▶ [Source data]
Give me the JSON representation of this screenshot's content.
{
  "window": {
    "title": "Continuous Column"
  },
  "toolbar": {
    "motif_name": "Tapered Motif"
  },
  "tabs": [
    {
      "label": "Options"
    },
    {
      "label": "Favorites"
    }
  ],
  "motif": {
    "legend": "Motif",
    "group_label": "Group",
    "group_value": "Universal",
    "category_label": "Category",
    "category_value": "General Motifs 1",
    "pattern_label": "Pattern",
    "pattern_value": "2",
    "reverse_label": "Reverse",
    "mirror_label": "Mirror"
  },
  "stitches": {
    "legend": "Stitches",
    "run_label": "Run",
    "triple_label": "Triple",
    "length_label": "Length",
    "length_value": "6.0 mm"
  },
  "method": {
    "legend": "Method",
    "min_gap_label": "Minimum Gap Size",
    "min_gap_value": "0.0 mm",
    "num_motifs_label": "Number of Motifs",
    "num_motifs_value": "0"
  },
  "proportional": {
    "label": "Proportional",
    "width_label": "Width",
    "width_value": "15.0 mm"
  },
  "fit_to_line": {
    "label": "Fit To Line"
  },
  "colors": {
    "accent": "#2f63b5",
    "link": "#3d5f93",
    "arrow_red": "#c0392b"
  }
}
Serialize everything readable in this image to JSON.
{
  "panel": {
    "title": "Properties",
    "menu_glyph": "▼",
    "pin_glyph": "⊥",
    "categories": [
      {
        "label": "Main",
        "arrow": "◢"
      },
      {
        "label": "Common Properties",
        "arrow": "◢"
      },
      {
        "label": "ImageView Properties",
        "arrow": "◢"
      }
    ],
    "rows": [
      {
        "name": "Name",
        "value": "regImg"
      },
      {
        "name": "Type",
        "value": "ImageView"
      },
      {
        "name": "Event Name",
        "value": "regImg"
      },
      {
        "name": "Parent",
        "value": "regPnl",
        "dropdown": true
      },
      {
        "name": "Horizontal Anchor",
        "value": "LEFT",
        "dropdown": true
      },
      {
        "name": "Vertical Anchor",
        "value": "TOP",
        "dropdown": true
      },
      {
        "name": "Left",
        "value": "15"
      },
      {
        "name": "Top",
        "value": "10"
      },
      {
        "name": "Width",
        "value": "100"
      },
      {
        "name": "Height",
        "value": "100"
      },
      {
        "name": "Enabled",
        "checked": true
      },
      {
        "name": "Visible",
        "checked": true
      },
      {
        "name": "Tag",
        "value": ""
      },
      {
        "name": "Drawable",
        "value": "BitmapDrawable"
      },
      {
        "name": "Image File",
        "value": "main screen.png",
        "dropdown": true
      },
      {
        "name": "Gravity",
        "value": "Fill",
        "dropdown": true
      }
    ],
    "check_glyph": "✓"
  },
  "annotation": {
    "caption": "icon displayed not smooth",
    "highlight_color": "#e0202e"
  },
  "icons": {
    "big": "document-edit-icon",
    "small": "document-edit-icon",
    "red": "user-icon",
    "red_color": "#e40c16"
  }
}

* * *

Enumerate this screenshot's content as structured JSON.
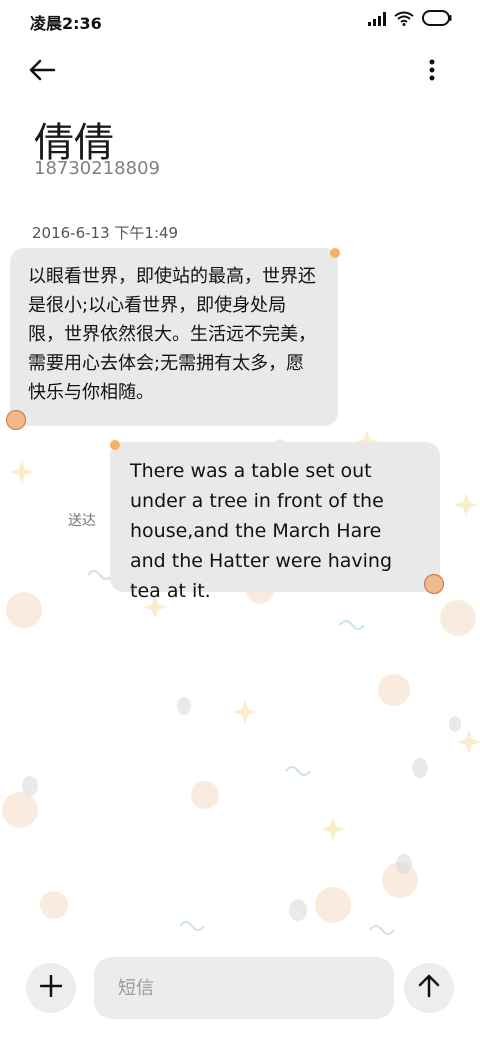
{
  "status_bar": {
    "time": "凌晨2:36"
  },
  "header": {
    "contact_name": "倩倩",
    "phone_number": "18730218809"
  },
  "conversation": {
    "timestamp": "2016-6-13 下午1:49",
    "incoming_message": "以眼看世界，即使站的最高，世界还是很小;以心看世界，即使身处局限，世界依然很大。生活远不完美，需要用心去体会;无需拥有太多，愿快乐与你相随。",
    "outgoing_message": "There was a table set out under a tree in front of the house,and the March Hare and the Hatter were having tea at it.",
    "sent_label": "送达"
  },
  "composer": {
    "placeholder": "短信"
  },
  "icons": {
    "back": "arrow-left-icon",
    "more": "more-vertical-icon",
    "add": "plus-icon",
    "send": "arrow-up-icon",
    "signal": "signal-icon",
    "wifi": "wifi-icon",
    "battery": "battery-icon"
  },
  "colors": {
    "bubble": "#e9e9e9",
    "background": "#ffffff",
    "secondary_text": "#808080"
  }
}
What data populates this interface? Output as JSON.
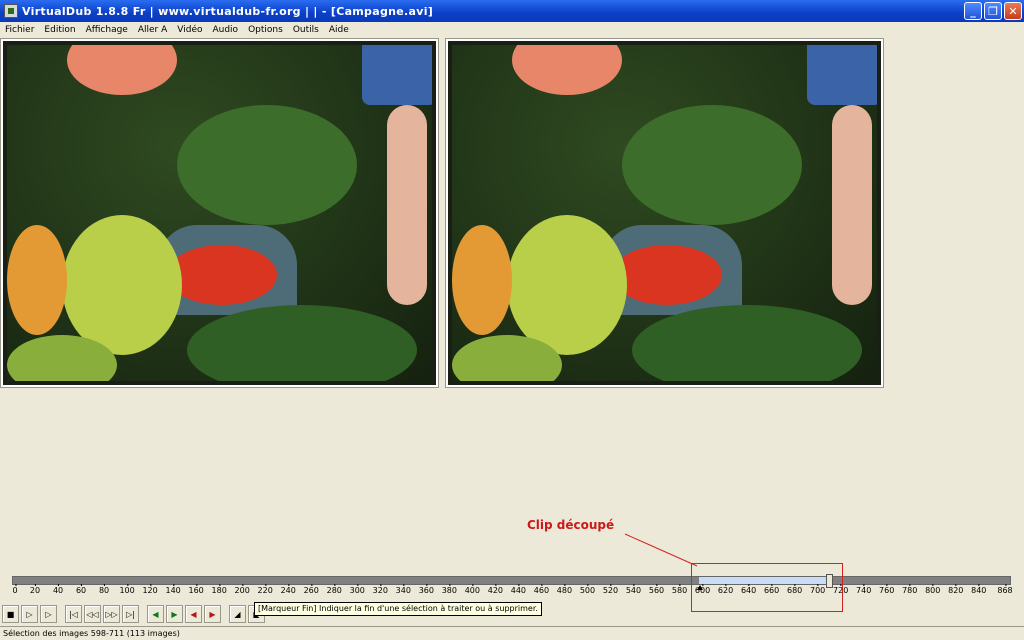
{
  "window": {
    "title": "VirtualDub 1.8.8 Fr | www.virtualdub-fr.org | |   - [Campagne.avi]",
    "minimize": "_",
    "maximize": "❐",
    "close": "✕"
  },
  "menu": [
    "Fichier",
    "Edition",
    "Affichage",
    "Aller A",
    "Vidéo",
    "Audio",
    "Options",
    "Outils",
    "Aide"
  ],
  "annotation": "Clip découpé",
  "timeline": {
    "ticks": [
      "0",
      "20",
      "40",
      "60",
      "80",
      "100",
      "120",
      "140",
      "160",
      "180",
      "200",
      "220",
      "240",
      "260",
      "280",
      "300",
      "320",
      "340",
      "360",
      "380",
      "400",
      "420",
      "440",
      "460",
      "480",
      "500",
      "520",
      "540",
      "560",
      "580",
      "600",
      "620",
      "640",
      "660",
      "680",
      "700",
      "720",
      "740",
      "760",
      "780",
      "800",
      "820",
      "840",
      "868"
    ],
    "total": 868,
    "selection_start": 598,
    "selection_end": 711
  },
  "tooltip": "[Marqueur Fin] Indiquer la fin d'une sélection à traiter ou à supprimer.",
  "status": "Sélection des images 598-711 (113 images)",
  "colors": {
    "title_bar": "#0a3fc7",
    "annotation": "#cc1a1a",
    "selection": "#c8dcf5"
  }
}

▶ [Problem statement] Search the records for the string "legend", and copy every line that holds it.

▶ [Solution to this exercise]
    "legend": "Motif",
    "legend": "Stitches",
    "legend": "Method",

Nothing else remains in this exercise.